*WORK INSTRUCTIONS:* Check each line of the material, and show the ones that include the word "pressure".

*SOURCE MATERIAL:*

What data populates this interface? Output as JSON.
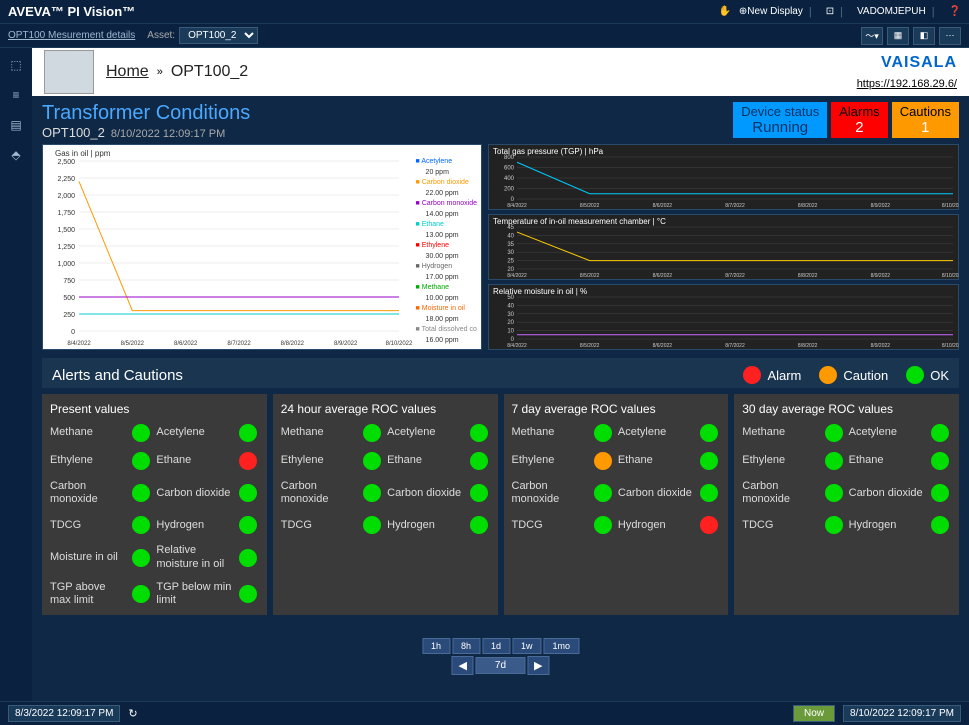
{
  "topbar": {
    "brand": "AVEVA™ PI Vision™",
    "new_display": "New Display",
    "user": "VADOMJEPUH"
  },
  "subbar": {
    "crumb": "OPT100 Mesurement details",
    "asset_label": "Asset:",
    "asset_value": "OPT100_2"
  },
  "header": {
    "home": "Home",
    "asset": "OPT100_2",
    "brand": "VAISALA",
    "url": "https://192.168.29.6/"
  },
  "title": {
    "main": "Transformer Conditions",
    "asset": "OPT100_2",
    "timestamp": "8/10/2022 12:09:17 PM"
  },
  "status": {
    "device_label": "Device status",
    "device_value": "Running",
    "alarms_label": "Alarms",
    "alarms_value": "2",
    "cautions_label": "Cautions",
    "cautions_value": "1"
  },
  "charts": {
    "main_title": "Gas in oil | ppm",
    "legend": [
      {
        "name": "Acetylene",
        "val": "20 ppm",
        "color": "#0066ff"
      },
      {
        "name": "Carbon dioxide",
        "val": "22.00 ppm",
        "color": "#ff9900"
      },
      {
        "name": "Carbon monoxide",
        "val": "14.00 ppm",
        "color": "#9900cc"
      },
      {
        "name": "Ethane",
        "val": "13.00 ppm",
        "color": "#00cccc"
      },
      {
        "name": "Ethylene",
        "val": "30.00 ppm",
        "color": "#ff0000"
      },
      {
        "name": "Hydrogen",
        "val": "17.00 ppm",
        "color": "#666"
      },
      {
        "name": "Methane",
        "val": "10.00 ppm",
        "color": "#00aa00"
      },
      {
        "name": "Moisture in oil",
        "val": "18.00 ppm",
        "color": "#ff6600"
      },
      {
        "name": "Total dissolved co",
        "val": "16.00 ppm",
        "color": "#888"
      }
    ],
    "mini": [
      {
        "title": "Total gas pressure (TGP) | hPa"
      },
      {
        "title": "Temperature of in-oil measurement chamber | °C"
      },
      {
        "title": "Relative moisture in oil | %"
      }
    ]
  },
  "chart_data": {
    "type": "line",
    "x": [
      "8/4/2022",
      "8/5/2022",
      "8/6/2022",
      "8/7/2022",
      "8/8/2022",
      "8/9/2022",
      "8/10/2022"
    ],
    "ylim": [
      0,
      2500
    ],
    "yticks": [
      0,
      250,
      500,
      750,
      1000,
      1250,
      1500,
      1750,
      2000,
      2250,
      2500
    ],
    "title": "Gas in oil | ppm",
    "series": [
      {
        "name": "Carbon dioxide",
        "color": "#ff9900",
        "values": [
          2200,
          300,
          300,
          300,
          300,
          300,
          300
        ]
      },
      {
        "name": "Ethylene",
        "color": "#ff0000",
        "values": [
          250,
          250,
          250,
          250,
          250,
          250,
          250
        ]
      },
      {
        "name": "Ethane",
        "color": "#00cccc",
        "values": [
          250,
          250,
          250,
          250,
          250,
          250,
          250
        ]
      },
      {
        "name": "Carbon monoxide",
        "color": "#9900cc",
        "values": [
          500,
          500,
          500,
          500,
          500,
          500,
          500
        ]
      }
    ],
    "mini": [
      {
        "title": "Total gas pressure (TGP) | hPa",
        "ylim": [
          0,
          800
        ],
        "yticks": [
          0,
          200,
          400,
          600,
          800
        ],
        "x": [
          "8/4/2022",
          "8/5/2022",
          "8/6/2022",
          "8/7/2022",
          "8/8/2022",
          "8/9/2022",
          "8/10/2022"
        ],
        "values": [
          700,
          100,
          100,
          100,
          100,
          100,
          100
        ],
        "color": "#00ccff"
      },
      {
        "title": "Temperature of in-oil measurement chamber | °C",
        "ylim": [
          20,
          45
        ],
        "yticks": [
          20,
          25,
          30,
          35,
          40,
          45
        ],
        "x": [
          "8/4/2022",
          "8/5/2022",
          "8/6/2022",
          "8/7/2022",
          "8/8/2022",
          "8/9/2022",
          "8/10/2022"
        ],
        "values": [
          42,
          25,
          25,
          25,
          25,
          25,
          25
        ],
        "color": "#ffcc00"
      },
      {
        "title": "Relative moisture in oil | %",
        "ylim": [
          0,
          50
        ],
        "yticks": [
          0,
          10,
          20,
          30,
          40,
          50
        ],
        "x": [
          "8/4/2022",
          "8/5/2022",
          "8/6/2022",
          "8/7/2022",
          "8/8/2022",
          "8/9/2022",
          "8/10/2022"
        ],
        "values": [
          5,
          5,
          5,
          5,
          5,
          5,
          5
        ],
        "color": "#cc66ff"
      }
    ]
  },
  "alerts": {
    "title": "Alerts and Cautions",
    "legend_alarm": "Alarm",
    "legend_caution": "Caution",
    "legend_ok": "OK"
  },
  "panels": [
    {
      "title": "Present values",
      "rows": [
        [
          "Methane",
          "green",
          "Acetylene",
          "green"
        ],
        [
          "Ethylene",
          "green",
          "Ethane",
          "red"
        ],
        [
          "Carbon monoxide",
          "green",
          "Carbon dioxide",
          "green"
        ],
        [
          "TDCG",
          "green",
          "Hydrogen",
          "green"
        ],
        [
          "Moisture in oil",
          "green",
          "Relative moisture in oil",
          "green"
        ],
        [
          "TGP above max limit",
          "green",
          "TGP below min limit",
          "green"
        ]
      ]
    },
    {
      "title": "24 hour average ROC values",
      "rows": [
        [
          "Methane",
          "green",
          "Acetylene",
          "green"
        ],
        [
          "Ethylene",
          "green",
          "Ethane",
          "green"
        ],
        [
          "Carbon monoxide",
          "green",
          "Carbon dioxide",
          "green"
        ],
        [
          "TDCG",
          "green",
          "Hydrogen",
          "green"
        ]
      ]
    },
    {
      "title": "7 day average ROC values",
      "rows": [
        [
          "Methane",
          "green",
          "Acetylene",
          "green"
        ],
        [
          "Ethylene",
          "orange",
          "Ethane",
          "green"
        ],
        [
          "Carbon monoxide",
          "green",
          "Carbon dioxide",
          "green"
        ],
        [
          "TDCG",
          "green",
          "Hydrogen",
          "red"
        ]
      ]
    },
    {
      "title": "30 day average ROC values",
      "rows": [
        [
          "Methane",
          "green",
          "Acetylene",
          "green"
        ],
        [
          "Ethylene",
          "green",
          "Ethane",
          "green"
        ],
        [
          "Carbon monoxide",
          "green",
          "Carbon dioxide",
          "green"
        ],
        [
          "TDCG",
          "green",
          "Hydrogen",
          "green"
        ]
      ]
    }
  ],
  "timenav": {
    "buttons": [
      "1h",
      "8h",
      "1d",
      "1w",
      "1mo"
    ],
    "current": "7d"
  },
  "footer": {
    "start": "8/3/2022 12:09:17 PM",
    "now": "Now",
    "end": "8/10/2022 12:09:17 PM"
  }
}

*ANSWER TO THE PROBLEM:*
        "title": "Total gas pressure (TGP) | hPa"
        "title": "Total gas pressure (TGP) | hPa",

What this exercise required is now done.